WASHINGTON (AP) — House Speaker Paul Ryan defended President Donald Trump's divisive executive order on refugees and immigration Tuesday, while Vice President Mike Pence promised frustrated Republican senators better communication on major policy issues going forward.
"The president has a responsibility to the security of this country," Ryan told reporters after renewing his support for the temporary entry ban during a closed-door meeting with GOP House members.
While calling initial confusion over the rollout "regrettable," Ryan added: "What is happening is something that we support, which is, we need to pause. And we need to make sure the vetting standards are up to snuff so that we can guarantee the safety and security of our country. That is what this does."
GOP congressional leadership was frozen out of the drafting of the measure, and Ryan acknowledged he didn't find out the details until Friday as Trump was signing the order to shut off the Syrian refugee program indefinitely and halt the U.S. refugee program and all entries from seven Muslim-majority nations for 90 days.
The action triggered mass confusion and chaos worldwide, split families and set off protests at airports across the country.
Some GOP lawmakers, including key senators, have complained that the administration kept GOP Hill leaders in the dark, sending them scrambling for information to help confused constituents. Sen. Marco Rubio, R-Fla., told reporters Monday that his staff had been informed the State Department was barred from talking to Congress.
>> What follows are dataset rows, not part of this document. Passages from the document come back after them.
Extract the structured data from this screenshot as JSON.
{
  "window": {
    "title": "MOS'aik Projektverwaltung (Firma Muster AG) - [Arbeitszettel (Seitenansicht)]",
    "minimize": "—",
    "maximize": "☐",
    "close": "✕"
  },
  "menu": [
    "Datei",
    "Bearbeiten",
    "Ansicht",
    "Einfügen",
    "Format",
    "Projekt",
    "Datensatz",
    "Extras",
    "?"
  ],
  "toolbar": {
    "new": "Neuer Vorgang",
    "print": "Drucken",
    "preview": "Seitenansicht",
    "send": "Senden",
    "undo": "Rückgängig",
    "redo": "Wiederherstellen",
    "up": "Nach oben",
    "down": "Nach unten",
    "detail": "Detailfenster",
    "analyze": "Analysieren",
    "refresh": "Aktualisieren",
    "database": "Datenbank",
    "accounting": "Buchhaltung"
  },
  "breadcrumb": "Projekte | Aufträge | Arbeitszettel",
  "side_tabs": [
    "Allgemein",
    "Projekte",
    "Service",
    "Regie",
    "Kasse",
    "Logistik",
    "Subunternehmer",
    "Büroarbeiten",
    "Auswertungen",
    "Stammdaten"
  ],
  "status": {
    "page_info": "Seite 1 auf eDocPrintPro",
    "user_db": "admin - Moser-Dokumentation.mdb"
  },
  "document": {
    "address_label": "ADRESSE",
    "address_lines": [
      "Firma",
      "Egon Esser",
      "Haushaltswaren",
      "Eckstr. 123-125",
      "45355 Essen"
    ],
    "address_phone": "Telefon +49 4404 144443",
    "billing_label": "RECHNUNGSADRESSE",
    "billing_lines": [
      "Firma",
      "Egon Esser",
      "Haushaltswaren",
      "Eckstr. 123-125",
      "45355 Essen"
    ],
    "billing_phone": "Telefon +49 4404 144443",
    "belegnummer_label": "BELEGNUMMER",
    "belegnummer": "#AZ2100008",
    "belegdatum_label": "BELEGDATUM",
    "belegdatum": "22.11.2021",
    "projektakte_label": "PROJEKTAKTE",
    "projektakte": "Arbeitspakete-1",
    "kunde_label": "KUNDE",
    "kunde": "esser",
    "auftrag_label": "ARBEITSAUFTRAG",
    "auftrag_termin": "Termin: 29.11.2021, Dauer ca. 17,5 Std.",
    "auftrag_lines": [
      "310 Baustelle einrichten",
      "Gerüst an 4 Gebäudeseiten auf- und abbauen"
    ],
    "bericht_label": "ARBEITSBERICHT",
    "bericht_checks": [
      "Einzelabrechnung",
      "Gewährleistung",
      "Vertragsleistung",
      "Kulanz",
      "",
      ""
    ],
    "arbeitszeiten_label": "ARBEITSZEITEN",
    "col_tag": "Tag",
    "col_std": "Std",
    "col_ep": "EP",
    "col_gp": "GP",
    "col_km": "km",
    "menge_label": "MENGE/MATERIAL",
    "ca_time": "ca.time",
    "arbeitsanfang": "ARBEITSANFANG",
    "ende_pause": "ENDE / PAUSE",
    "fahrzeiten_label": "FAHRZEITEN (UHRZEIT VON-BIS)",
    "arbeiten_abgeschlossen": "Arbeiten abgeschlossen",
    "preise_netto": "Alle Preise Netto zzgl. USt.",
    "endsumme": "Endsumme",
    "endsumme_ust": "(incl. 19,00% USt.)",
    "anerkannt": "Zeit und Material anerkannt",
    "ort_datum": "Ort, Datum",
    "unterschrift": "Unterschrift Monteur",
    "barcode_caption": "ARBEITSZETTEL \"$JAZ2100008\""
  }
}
Pence used a regularly appearance at a weekly closed-door Senate Republican lunch Tuesday to try to soothe some of those concerns, lawmakers said.
"He talked about the changes they're making to address some of the problems and then he talked about really working to coordinate and communicate, both himself and the White House in general," Sen. John Hoeven, R-N.D., said.
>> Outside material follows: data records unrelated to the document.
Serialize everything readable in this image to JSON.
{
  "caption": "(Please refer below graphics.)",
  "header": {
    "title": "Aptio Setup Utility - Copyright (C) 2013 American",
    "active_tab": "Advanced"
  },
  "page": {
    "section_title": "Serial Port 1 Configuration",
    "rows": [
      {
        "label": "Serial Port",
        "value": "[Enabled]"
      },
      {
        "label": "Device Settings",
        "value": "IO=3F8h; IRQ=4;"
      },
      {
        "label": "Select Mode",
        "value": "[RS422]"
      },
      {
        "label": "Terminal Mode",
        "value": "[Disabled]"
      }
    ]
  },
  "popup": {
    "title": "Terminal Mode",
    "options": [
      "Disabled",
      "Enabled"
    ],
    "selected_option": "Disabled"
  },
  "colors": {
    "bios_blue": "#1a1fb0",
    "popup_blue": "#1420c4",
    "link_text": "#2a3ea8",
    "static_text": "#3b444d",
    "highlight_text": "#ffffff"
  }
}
Sen. Bob Corker of Tennessee, chairman of the Foreign Relations Committee, said the White House realizes it could burn bridges to Capitol Hill by failing to keep congressional Republicans in the loop.
"I've got to believe they realize that," he said. "What I don't know yet is whether it's a concern or not on their end," Corker said. "It may be that this is the way they want to roll right now. So I think we'll see."
"They know that there's more than just concern from a few senators," Corker added of Pence's visit.
Concerns seemed fewer on the House side, where Ryan reminded lawmakers that Trump's executive order was similar to legislation they themselves had voted for in 2014 cracking down on refugee admissions, although the bill never got through the Senate.
Ryan warned lawmakers to expect protests at their offices, Rep. Phil Roe, R-Tenn., said, but assured them that the "rollout was a little bumpy, been a few potholes in the road, but the actual policy he agreed with."
Another lawmaker, Rep. Dennis Ross of Florida, said the speaker's message was, "'Look this shouldn't be a surprise to anybody, this is what we all campaigned on ... We're looking at eight years of a legacy that we're essentially undoing.'"
Ryan's reassurances weren't enough to quiet frustration from some members.
"Basically, I think the thrust of the executive order should have been a very positive move," Rep. Pete King, R-N.Y., said. "The way it was handled, though, put the Republicans on defense, and also caused great inconvenience to too many people. ... They're losing political capital for no reason. It was a self-inflicted wound."
Ryan also defended the surprising news, first reported by Politico, that the administration's repeated claims that Hill Republicans were involved in drafting the executive order apparently referred to staffers on the House Judiciary Committee who acted without the knowledge of GOP leadership. "Congressional staffers help the administration all of the time," Ryan said.
Associated Press writers Richard Lardner and Andrew Taylor contributed to this report.